Don Revie: P29, W14, D8, L7

Revie, preferred to Brian Clough, began with a nine-match unbeaten run but his side were then ousted from the European Championship by Czechoslovakia in October 1975 and had their 1978 World Cup qualification hopes holed by defeat to Italy a year later. Departed acrimoniously for a lucrative job in Saudi Arabia in summer 1977.

Ron Greenwood: P55, W33, D12, L10

Hired as caretaker after Revie's departure but 1978 World Cup qualifying win over Italy, although not sufficient to reach Argentina, earned him the job on a permanent basis. Reached Euro '80, where performances were moderate. In 1982 led England to Spain World Cup. Eliminated unbeaten after second group stage.

Bobby Robson: P95, W47, D29, L19

Robson's reign had two dips (European) and two peaks (World Cup). England failed to reach Euro '84 after defeat to unheralded Denmark. At Euro '88 finals, England lost all three. In 1986 World Cup finals England went out to Diego "Hand of God" Maradona. The 1990 semi-final penalty defeat to West Germany was titanic.

Graham Taylor: P38, W18, D13, L7

Criticism started early, due to his direct style, though England lost only one of his first 23 games in charge. The 24th, England's third and final group match at Euro '92, when Gary Lineker was substituted in a tournament-ending 2-1 defeat to Sweden, signalled start of the end. Failure to qualify for 1994 World Cup sealed his fate.

Terry Venables: P23, W12, D9, L2

Venables lost only two matches in a 23-game tenure. One of those losses was to the then world champions, Brazil, in a friendly tournament at Wembley in 1995. The other was in the semi-final of Euro '96, on penalties, to Germany. Venables' departure, for non-footballing reasons, had already been agreed.

Glenn Hoddle: P28 W17 D5, L6

Home defeat to Italy early on was remedied with stirring 0-0 draw against same opponents in Rome eight months later. Reached knock-out stages at France '98; losing to Argentina on penalties was no disgrace. Stuttering start to Euro 2000 qualifying, and public-relations gaffe spelt the end.

Kevin Keegan: P18, W7, D7, L4

Too many poor draws in Euro 2000 qualifying led to a play-off with Scotland, edged 2-1 on aggregate. The tournament itself was a farce, England ceding 2-0 and 2-1 leads to lose 3-2 to both Portugal and Romania. England then lost 1-0 in 2002 World Cup qualifier to Germany in the last Wembley match. Keegan walked.


Joe Mercer (P7 W3 D3 L1) filled the gap between Ramsey and Revie, losing only once, against Scotland.

Howard Wilkinson (P2 W0 D1 L1) had two one-game caretaker stints, a 2-0 home friendly defeat to France after Hoddle's departure, and a 0-0 World Cup qualifier with Finland after Keegan's.

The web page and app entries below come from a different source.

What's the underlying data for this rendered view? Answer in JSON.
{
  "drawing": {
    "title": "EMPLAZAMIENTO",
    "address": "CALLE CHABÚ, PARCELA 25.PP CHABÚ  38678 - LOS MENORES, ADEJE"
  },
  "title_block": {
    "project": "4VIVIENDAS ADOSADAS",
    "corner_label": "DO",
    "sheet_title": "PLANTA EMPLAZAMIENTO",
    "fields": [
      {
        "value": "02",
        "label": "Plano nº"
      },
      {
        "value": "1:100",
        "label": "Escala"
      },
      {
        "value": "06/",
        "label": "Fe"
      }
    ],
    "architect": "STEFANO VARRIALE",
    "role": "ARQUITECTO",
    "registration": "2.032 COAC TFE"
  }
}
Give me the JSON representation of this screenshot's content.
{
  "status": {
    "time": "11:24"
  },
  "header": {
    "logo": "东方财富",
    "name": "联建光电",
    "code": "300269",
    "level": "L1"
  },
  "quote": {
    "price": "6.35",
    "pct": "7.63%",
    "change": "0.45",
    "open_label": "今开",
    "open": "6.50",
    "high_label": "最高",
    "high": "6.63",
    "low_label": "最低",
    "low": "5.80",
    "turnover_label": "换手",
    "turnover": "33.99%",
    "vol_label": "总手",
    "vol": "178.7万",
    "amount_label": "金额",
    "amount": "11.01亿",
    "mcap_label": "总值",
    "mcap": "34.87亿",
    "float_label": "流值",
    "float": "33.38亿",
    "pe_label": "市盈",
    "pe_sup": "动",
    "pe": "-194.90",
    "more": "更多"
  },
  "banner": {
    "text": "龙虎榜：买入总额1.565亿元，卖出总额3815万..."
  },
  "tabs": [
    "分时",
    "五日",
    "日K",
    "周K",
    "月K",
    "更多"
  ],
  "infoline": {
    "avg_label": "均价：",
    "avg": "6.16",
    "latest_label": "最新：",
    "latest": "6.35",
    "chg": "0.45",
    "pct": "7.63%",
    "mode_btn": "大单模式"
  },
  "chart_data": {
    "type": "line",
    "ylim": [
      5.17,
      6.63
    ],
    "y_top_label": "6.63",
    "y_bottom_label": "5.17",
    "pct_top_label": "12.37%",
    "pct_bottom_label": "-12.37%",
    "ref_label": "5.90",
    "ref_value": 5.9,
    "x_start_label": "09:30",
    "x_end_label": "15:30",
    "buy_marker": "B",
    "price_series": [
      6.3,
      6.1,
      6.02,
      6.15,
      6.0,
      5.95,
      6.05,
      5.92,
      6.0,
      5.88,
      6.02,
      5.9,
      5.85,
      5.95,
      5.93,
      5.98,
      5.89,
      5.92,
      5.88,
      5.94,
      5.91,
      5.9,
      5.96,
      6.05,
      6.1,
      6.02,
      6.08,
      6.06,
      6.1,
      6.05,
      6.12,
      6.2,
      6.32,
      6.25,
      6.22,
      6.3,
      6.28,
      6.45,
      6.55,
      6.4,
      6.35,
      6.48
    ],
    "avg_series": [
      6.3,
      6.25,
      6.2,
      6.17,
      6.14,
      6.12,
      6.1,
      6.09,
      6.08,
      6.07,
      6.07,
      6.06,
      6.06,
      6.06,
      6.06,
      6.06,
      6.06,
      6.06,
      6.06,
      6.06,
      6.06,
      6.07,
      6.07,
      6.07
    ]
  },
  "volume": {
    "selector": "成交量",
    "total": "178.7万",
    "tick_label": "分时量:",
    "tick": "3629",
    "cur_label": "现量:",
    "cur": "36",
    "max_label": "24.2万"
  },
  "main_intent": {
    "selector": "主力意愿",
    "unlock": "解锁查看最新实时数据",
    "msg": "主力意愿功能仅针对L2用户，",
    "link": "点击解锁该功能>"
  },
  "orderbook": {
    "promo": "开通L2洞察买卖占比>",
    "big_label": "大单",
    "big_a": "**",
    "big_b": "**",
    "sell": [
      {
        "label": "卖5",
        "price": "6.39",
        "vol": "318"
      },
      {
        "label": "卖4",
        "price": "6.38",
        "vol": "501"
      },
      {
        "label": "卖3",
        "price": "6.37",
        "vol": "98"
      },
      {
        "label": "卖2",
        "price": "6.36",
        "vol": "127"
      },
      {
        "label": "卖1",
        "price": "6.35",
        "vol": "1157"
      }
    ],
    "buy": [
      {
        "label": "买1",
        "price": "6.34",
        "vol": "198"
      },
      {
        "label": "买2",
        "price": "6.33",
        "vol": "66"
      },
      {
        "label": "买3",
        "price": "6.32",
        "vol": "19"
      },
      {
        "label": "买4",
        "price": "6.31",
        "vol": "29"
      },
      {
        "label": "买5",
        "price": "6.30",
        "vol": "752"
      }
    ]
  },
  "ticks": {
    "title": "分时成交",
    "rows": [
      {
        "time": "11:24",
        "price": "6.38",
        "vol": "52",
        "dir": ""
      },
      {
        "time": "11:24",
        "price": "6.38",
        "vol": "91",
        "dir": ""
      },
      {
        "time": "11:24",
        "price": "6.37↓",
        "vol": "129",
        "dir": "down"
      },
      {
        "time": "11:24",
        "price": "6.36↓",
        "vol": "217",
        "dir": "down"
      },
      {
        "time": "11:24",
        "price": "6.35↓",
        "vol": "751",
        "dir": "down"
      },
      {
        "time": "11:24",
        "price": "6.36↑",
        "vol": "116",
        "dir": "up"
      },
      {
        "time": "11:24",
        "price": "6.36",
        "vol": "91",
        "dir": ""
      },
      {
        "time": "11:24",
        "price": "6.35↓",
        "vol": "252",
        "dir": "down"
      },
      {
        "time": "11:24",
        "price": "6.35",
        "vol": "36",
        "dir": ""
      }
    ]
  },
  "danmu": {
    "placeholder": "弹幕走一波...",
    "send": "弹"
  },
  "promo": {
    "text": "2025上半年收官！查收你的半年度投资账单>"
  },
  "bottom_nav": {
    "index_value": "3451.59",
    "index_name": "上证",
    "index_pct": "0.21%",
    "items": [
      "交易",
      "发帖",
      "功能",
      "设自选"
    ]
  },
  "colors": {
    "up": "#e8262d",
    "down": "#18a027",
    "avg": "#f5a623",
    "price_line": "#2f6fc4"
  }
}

Peter Taylor (P1 W0 D0 L1) oversaw a 1-0 friendly defeat in Italy in November 2000 when Beckham was England captain for first time.